Listed records ▸
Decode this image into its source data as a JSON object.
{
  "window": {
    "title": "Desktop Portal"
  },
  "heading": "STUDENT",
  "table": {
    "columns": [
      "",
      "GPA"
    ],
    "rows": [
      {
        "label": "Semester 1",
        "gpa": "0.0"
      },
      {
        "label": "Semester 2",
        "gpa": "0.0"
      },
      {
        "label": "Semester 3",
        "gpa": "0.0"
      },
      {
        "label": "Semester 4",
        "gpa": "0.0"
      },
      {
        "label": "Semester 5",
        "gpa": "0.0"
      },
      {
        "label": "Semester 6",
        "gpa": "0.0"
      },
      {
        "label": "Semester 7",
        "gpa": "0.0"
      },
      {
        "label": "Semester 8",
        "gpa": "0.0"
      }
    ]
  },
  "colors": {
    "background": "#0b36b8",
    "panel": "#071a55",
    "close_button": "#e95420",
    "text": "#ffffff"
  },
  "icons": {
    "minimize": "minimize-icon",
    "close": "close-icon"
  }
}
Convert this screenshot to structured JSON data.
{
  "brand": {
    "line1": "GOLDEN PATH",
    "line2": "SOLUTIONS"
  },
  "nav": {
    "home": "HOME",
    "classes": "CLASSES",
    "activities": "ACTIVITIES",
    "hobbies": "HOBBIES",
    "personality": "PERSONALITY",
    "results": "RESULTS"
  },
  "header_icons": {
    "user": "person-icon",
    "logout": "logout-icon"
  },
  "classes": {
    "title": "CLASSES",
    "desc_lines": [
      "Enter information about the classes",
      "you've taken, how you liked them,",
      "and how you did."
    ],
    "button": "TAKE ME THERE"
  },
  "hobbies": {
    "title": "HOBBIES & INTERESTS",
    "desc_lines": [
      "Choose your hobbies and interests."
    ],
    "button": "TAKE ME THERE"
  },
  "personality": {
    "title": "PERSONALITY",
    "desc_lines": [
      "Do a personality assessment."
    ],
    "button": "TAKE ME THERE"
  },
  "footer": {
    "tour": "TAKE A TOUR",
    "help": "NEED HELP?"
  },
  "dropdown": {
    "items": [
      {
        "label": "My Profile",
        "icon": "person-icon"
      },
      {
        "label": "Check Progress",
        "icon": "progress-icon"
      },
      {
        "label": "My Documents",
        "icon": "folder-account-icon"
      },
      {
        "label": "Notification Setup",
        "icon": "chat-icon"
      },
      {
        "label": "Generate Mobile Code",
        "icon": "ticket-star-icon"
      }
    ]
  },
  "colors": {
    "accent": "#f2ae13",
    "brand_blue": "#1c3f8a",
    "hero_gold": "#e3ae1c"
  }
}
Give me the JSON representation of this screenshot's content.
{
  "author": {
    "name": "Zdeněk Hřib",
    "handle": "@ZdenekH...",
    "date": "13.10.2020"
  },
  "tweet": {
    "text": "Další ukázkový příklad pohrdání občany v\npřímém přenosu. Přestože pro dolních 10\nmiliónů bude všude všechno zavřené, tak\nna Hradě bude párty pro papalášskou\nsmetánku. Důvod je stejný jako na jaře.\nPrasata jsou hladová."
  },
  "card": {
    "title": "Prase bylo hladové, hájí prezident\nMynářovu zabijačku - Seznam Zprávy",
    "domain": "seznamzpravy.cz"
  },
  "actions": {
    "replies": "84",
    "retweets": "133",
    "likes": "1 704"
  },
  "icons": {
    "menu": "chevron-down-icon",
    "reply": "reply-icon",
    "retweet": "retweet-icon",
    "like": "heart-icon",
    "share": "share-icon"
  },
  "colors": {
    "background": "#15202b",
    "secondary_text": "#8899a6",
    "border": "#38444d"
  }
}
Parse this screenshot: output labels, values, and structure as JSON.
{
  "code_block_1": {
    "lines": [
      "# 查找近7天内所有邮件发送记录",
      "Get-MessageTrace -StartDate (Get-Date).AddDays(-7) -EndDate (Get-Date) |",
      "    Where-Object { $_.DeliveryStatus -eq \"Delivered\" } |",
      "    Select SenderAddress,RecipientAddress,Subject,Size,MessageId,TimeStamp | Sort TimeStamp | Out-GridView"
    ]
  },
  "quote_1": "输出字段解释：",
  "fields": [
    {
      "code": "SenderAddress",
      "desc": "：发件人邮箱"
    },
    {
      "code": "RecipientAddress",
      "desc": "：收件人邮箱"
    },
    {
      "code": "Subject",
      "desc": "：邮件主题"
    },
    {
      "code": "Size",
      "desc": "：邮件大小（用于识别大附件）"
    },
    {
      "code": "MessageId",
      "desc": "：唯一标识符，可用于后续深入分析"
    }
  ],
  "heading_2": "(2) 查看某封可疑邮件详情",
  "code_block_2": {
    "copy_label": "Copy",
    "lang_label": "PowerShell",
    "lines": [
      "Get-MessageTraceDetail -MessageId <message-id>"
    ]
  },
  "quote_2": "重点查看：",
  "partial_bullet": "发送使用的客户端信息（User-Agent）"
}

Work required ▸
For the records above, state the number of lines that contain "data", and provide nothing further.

Solved exercise ▸
2